Miami Herald: Democratic governor candidate mum on Emily’s List funds
Oct 20, 2009
The Miami Herald published this article on October 20, 2009
BY BETH REINHARD
Alex Sink’s campaign for governor calls her a model of government transparency but won’t disclose how much money she’s received from a group that solicits donations for Democratic women who favor abortion rights.
Emily’s List, one of the largest political action committees in the country, has been promoting Sink since late June. Sink raised $1.6 million between July and September but won’t say how much came from Emily’s List members.
“This is the Sunshine State. And now, more than ever, Floridians ought to have an open and transparent government,” reads Sink’s campaign web site.
Sink, the state’s chief financial officer since 2006, has shied from partisan politics and sought to emphasize her experience as a banker. The Republican frontrunner for governor, Bill McCollum, has badgered her to take sides on controversial issues like a government-run healthcare plan and union-backed legislation in Congress, but Sink won’t take the bait.
She’s outraising McCollum, 2 to 1, partly due to her success at courting some top Republican donors.
“Emily’s List is perceived as a liberal women’s group, and she’s trying to run a moderate campaign,” said Ric Sisser, a Miami political consultant who has co-hosted fundraisers for Sink. “Against a conservative like McCollum, it’s not necessarily something you want to wave as a banner. It’s smart politics.”
McCollum, too, has sought to moderate his image. He declined last month to take a stand on a proposed constitutional amendment that would define a fetus as a person — thereby outlawing abortion and possibly birth control — even though he co-sponsored a similar initiative in Congress.
A campaign spokeswoman said McCollum did not see the 1988 congressional resolution as a contraception ban, but said he would not comment on the proposed amendment unless it makes the ballot.
Sink’s silence on Emily’s List donations contrasts with other Florida Democrats who have been backed by the group, such as Senate candidate Betty Castor in 2004 and U.S. Rep. Suzanne Kosmas of Orlando in 2008. Federal candidates have to report which donations came from Emily’s List members, while state candidates do not, according to the Center for Responsive Politics in Washington.
“We file a very thorough report every quarter, and the campaign has the support of Emily’s List members who believe in Alex Sink and her leadership,” said Sink’s campaign manager, Paul Dunn.
Emily’s List spokesman Matt Burgess did not respond to phone calls and e-mails. The group’s policy is not to disclose how much money it steers toward specific candidates.
Sink’s web site mentions endorsements from the Florida AFL-CIO and the Florida Education Association, but not from Emily’s List.

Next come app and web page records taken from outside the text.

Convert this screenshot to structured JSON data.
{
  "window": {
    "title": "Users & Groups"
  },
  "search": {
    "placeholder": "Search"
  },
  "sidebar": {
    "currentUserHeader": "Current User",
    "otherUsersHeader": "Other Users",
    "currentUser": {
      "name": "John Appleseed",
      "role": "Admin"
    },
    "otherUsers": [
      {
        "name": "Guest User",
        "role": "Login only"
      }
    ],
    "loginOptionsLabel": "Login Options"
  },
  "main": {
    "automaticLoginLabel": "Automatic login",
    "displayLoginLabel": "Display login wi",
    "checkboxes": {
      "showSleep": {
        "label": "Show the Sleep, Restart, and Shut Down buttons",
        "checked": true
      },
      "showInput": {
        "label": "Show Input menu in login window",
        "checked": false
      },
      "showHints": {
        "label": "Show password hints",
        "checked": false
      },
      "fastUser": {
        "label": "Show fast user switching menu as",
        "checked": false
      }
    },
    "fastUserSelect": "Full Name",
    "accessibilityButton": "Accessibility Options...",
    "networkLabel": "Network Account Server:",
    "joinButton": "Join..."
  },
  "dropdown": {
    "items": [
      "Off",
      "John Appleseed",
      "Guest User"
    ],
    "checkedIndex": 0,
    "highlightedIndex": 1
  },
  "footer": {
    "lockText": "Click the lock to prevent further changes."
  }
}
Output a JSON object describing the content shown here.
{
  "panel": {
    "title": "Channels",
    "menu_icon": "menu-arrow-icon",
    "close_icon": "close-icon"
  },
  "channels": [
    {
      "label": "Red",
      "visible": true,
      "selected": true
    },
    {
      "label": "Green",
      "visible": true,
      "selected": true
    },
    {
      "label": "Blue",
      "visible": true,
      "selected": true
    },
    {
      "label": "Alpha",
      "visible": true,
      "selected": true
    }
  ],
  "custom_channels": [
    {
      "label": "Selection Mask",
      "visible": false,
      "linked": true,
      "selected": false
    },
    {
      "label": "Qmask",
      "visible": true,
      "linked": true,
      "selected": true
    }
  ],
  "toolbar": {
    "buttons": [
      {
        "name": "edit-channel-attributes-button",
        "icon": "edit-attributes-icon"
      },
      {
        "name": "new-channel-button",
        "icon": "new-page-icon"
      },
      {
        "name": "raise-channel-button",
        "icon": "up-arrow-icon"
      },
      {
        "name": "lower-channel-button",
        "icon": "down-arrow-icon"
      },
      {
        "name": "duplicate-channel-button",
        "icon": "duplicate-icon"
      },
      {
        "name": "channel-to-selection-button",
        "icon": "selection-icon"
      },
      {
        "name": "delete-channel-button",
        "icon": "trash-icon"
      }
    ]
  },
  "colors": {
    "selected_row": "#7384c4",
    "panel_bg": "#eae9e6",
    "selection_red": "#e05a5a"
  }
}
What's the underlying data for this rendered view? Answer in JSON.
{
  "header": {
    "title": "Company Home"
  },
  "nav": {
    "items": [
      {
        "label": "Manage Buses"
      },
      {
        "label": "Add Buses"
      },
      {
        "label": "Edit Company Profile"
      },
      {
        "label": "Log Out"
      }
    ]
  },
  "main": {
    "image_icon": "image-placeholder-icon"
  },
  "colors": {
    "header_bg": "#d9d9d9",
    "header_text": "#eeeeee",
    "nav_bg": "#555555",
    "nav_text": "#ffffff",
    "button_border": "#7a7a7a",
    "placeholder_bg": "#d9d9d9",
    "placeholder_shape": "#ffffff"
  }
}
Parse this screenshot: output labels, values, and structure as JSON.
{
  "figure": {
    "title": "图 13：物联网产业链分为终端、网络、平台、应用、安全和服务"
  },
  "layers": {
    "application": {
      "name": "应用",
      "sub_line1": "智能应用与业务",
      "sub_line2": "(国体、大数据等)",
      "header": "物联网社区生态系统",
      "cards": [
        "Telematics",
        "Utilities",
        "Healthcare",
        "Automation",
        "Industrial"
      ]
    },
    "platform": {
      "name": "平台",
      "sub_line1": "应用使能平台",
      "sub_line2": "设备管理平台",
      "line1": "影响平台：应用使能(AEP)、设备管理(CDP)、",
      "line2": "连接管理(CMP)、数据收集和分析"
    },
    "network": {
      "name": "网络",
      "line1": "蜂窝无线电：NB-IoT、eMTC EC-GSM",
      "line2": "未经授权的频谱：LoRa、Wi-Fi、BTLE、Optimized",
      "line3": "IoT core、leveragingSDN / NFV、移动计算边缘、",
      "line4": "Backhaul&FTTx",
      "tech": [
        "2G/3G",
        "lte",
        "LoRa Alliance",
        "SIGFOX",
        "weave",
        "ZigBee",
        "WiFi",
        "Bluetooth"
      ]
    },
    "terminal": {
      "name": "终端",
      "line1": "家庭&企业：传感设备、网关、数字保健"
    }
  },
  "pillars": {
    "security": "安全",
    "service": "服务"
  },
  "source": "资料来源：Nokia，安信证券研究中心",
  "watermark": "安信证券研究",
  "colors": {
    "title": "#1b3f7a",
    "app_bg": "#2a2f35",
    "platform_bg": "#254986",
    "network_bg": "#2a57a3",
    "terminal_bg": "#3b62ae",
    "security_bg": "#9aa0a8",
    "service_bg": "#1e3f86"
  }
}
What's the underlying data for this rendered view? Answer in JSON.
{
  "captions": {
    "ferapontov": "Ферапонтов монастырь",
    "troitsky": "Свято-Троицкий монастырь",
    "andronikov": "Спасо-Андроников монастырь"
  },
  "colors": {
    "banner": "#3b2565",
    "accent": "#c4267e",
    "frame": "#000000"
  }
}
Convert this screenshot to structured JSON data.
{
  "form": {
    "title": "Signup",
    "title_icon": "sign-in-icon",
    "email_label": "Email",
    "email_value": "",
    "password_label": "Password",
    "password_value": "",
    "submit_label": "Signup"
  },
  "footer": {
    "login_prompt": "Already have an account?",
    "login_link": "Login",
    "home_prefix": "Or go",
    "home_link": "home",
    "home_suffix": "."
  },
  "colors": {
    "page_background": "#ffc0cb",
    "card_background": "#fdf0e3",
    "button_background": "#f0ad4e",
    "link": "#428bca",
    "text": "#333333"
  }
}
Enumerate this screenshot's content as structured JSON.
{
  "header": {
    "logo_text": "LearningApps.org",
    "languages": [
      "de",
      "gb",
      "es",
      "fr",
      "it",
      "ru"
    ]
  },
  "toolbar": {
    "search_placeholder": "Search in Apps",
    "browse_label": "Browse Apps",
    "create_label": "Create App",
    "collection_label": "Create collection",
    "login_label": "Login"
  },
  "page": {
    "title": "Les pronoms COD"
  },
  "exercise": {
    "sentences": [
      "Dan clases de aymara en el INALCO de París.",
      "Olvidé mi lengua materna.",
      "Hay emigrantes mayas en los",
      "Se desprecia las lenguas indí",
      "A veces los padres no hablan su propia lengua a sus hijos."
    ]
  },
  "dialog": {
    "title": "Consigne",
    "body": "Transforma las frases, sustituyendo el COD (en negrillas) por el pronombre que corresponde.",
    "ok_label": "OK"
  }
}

Sink has been outspoken about reforming the state’s pension board. She wants to expand the State Board of Administration to provide better oversight.
But at the Florida Democratic Party’s recent conference in Orlando, the hottest topic was healthcare reform. Activists shouted their support for a “public option” to compete with private insurers. Sink has declined to weigh in on a government-run plan, saying as a candidate for governor she is focused on potential Medicaid costs.
McCollum spokeswoman Shannon Gravitte framed Sink’s refusal to talk about Emily’s List donations as the candidate ducking another controversial issue.
“Here we go again,” she said. “It’s more of that pattern of silence on tough questions.”